**Description of the task**.
Which lines of the entries contain the string "Pixel"? Copy each of them.

Start of Block

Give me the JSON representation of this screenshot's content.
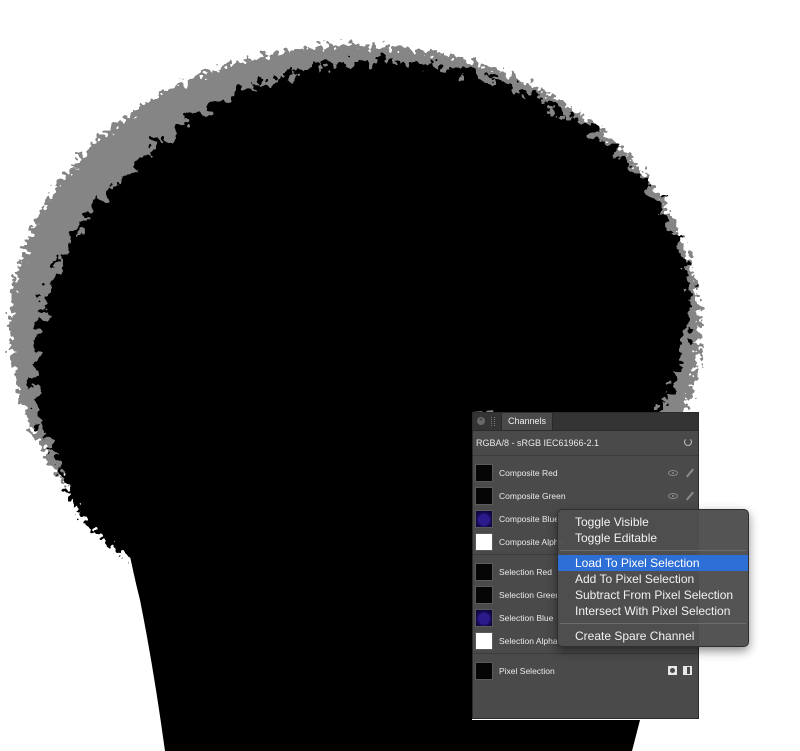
{
  "canvas": {
    "background": "#ffffff",
    "subject_color": "#000000"
  },
  "panel": {
    "tab_label": "Channels",
    "close_icon": "close-icon",
    "format_label": "RGBA/8 - sRGB IEC61966-2.1",
    "refresh_icon": "refresh-icon",
    "composite_rows": [
      {
        "label": "Composite Red",
        "thumb": "black",
        "show_controls": true
      },
      {
        "label": "Composite Green",
        "thumb": "black",
        "show_controls": true
      },
      {
        "label": "Composite Blue",
        "thumb": "blue",
        "show_controls": false
      },
      {
        "label": "Composite Alpha",
        "thumb": "white",
        "show_controls": false
      }
    ],
    "selection_rows": [
      {
        "label": "Selection Red",
        "thumb": "black"
      },
      {
        "label": "Selection Green",
        "thumb": "black"
      },
      {
        "label": "Selection Blue",
        "thumb": "blue"
      },
      {
        "label": "Selection Alpha",
        "thumb": "white"
      }
    ],
    "pixel_selection_label": "Pixel Selection"
  },
  "context_menu": {
    "group1": [
      "Toggle Visible",
      "Toggle Editable"
    ],
    "group2": [
      "Load To Pixel Selection",
      "Add To Pixel Selection",
      "Subtract From Pixel Selection",
      "Intersect With Pixel Selection"
    ],
    "group3": [
      "Create Spare Channel"
    ],
    "highlighted": "Load To Pixel Selection",
    "highlight_color": "#2e6fd6"
  }
}
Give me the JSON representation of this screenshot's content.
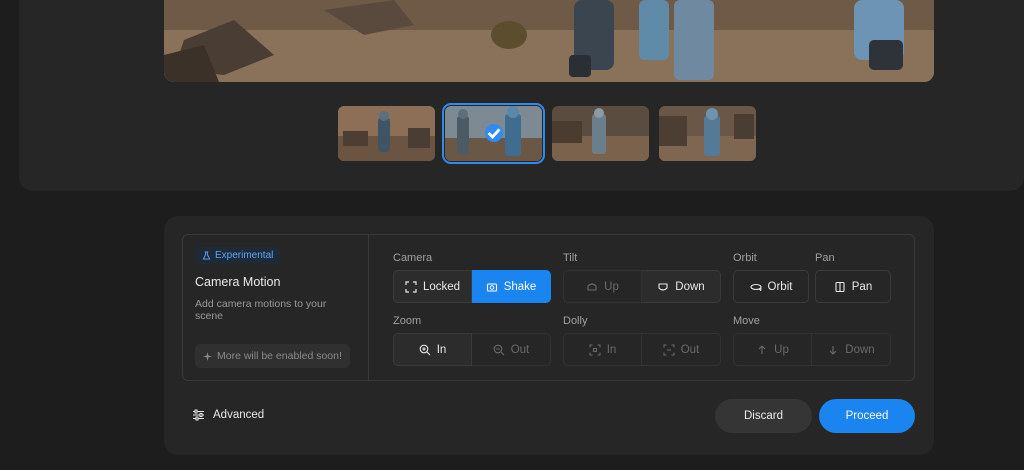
{
  "preview": {
    "thumbnails": [
      {
        "name": "thumb-1",
        "selected": false
      },
      {
        "name": "thumb-2",
        "selected": true
      },
      {
        "name": "thumb-3",
        "selected": false
      },
      {
        "name": "thumb-4",
        "selected": false
      }
    ]
  },
  "camera_motion": {
    "badge": "Experimental",
    "title": "Camera Motion",
    "description": "Add camera motions to your scene",
    "soon": "More will be enabled soon!",
    "groups": {
      "camera": {
        "label": "Camera",
        "locked": "Locked",
        "shake": "Shake"
      },
      "tilt": {
        "label": "Tilt",
        "up": "Up",
        "down": "Down"
      },
      "orbit": {
        "label": "Orbit",
        "orbit": "Orbit"
      },
      "pan": {
        "label": "Pan",
        "pan": "Pan"
      },
      "zoom": {
        "label": "Zoom",
        "in": "In",
        "out": "Out"
      },
      "dolly": {
        "label": "Dolly",
        "in": "In",
        "out": "Out"
      },
      "move": {
        "label": "Move",
        "up": "Up",
        "down": "Down"
      }
    }
  },
  "footer": {
    "advanced": "Advanced",
    "discard": "Discard",
    "proceed": "Proceed"
  },
  "colors": {
    "accent": "#1a84f0",
    "panel": "#262626",
    "background": "#1d1d1d"
  }
}
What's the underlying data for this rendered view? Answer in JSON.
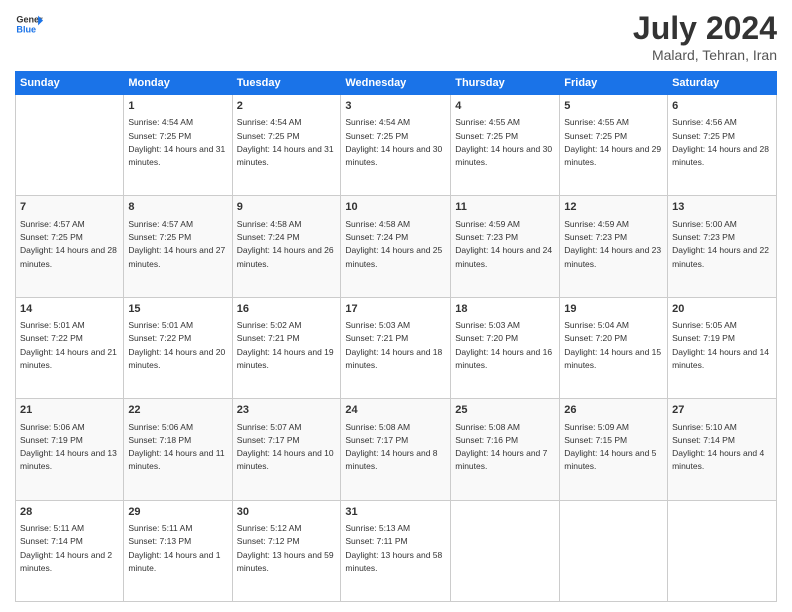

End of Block

**Written reply**.
    "pixel_selection_label": "Pixel Selection"
      "Load To Pixel Selection",
      "Add To Pixel Selection",
      "Subtract From Pixel Selection",
      "Intersect With Pixel Selection"
    "highlighted": "Load To Pixel Selection",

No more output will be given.